- _The task_
Return all lines below containing the word "value".

- _Provided data_
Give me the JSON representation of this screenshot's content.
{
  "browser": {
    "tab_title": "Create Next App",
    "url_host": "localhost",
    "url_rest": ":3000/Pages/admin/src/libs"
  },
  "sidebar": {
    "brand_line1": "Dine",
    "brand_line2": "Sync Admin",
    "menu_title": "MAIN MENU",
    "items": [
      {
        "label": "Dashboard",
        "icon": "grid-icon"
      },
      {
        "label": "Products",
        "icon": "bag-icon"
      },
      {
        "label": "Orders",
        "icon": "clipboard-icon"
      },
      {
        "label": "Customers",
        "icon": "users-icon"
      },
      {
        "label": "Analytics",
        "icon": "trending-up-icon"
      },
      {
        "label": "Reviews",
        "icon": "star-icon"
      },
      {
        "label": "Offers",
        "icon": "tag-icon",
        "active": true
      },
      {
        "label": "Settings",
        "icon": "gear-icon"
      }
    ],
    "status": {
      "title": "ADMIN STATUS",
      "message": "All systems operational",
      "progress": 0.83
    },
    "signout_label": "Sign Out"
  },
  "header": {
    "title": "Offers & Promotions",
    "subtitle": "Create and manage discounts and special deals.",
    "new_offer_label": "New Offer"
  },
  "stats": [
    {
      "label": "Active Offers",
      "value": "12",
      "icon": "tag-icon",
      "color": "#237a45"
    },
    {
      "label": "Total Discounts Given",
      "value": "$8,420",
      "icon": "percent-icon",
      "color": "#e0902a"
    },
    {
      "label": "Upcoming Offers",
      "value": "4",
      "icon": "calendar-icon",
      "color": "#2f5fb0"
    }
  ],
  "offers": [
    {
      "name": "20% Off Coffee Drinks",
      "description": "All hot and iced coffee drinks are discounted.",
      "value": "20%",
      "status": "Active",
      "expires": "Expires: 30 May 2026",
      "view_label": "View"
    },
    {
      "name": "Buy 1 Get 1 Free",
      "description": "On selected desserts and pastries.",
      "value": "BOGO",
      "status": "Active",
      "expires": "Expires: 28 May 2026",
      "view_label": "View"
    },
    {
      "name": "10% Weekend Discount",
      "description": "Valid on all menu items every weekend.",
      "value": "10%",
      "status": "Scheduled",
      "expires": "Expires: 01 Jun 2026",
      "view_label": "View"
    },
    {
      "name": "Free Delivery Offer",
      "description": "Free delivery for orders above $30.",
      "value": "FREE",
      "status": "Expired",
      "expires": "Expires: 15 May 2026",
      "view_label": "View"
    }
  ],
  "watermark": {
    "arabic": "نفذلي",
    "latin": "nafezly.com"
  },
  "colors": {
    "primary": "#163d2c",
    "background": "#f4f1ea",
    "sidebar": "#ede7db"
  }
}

- _Exercise answer_
      "value": "12",
      "value": "$8,420",
      "value": "4",
      "value": "20%",
      "value": "BOGO",
      "value": "10%",
      "value": "FREE",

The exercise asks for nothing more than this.